Incidence of an Anatomically Separate Carcinoma of the Breast in Patients Diagnosed with a Papillary Lesion on Breast Core Biopsy
Monica Chung, Nella Shapiro, Tova Koenigsberg, Susan Fineberg. Montefiore Medical Center, Bronx, NY
Background: The need for surgical excision in patients diagnosed with a papillary lesion on breast core biopsy is controversial. The concern is that one may miss an associated cancer at the same site which may not be evident on the core biopsy. In our practice, however, we further noted a high incidence of an anatomically separate breast carcinoma (BCa) in patients diagnosed with a papillary lesion on breast core biopsy. We report this incidence.
Design: The pathology database of The Medical Center was searched for all breast core biopsies from 2008 through 2010. All cases with a core biopsy diagnosis of a papillary lesion were included. In all cases other pathologic diagnosis were reviewed and if a diagnosis of BCa was also found it was then determined if it was anatomically separate from the papillary lesion, defined as within a different quadrant of the ipsilateral breast or occurring in the contralateral breast. We also recorded whether the BCa occurred prior to, concurrent with, or after the diagnosis of the papillary lesion. As a comparison group we recorded a similiar number of cases with a BCa diagnosis (either invasive cancer or DCIS) on breast core biopsy during 2008 to 2010 to determine the incidence of an anatomically separate second cancer in this known high risk group.
Results: Between 2008 and 2010 there were 125 papillary lesions diagnosed on breast core biopsy. In 25 of these 125 cases there was an anatomically separate BCa for an incidence of 20%. Of note in 23 of these 25 cases the core biopsy showing a papillary lesion contained a papilloma and 2 showed denovo papillary cancer. The anatomically separate Bca was contralateral in 20 cases, ipsilateral in 4 cases and bilateral in one case. The cancer occured prior to the papillary diagnosis in 11 cases, concurrently in 11 cases and afterward in 3 cases. In the control group of 125 patients with a breast core biopsy diagnosis of Bca over the same time period there were only 12 anatomically second separate breast cancers diagnosed for an incidence of 10%.
Conclusions: A diagnosis of a papillary lesion on breast core biopsy was associated with a 20% incidence of an anatomically separate breast cancer and the majority of these cancers were in the contralateral breast. Our results suggest that some patients with a papillary lesion on breast core biopsy may benefit from high risk imaging surveillance and clinical screening. Additional study is warranted to define this group.

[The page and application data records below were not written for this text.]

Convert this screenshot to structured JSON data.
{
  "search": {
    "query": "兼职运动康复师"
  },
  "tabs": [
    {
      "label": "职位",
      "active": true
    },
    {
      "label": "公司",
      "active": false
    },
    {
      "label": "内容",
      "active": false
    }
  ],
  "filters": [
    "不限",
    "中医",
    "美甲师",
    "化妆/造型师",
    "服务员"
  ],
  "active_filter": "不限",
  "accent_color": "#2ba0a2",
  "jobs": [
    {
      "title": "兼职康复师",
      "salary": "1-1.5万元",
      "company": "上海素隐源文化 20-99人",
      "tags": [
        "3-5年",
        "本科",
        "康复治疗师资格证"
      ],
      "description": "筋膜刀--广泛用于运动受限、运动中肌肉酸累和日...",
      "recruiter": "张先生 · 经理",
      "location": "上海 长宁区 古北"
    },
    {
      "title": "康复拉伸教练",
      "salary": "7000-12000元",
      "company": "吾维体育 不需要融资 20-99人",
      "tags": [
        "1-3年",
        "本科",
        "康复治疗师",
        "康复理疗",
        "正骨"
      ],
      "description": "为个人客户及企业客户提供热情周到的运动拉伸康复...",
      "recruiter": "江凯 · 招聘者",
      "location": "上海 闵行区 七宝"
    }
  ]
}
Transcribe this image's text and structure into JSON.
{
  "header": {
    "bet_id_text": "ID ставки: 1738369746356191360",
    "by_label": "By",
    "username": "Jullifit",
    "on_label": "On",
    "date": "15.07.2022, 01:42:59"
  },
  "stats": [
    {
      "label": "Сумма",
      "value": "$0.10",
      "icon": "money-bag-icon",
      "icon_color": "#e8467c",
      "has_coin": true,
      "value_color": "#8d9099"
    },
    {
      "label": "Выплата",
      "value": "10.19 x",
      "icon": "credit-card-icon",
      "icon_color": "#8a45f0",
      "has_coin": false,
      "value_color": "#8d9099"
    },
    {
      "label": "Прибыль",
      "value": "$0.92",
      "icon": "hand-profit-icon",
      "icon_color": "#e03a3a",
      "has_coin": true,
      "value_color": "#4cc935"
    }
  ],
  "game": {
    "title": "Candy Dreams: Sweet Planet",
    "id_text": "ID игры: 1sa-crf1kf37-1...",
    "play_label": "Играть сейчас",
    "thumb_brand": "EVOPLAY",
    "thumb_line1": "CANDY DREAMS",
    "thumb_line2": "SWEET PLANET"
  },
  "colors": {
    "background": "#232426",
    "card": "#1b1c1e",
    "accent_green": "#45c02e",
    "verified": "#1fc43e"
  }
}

Tuesday, March 20, 2012 9:30 AM
Poster Session III # 13, Tuesday Morning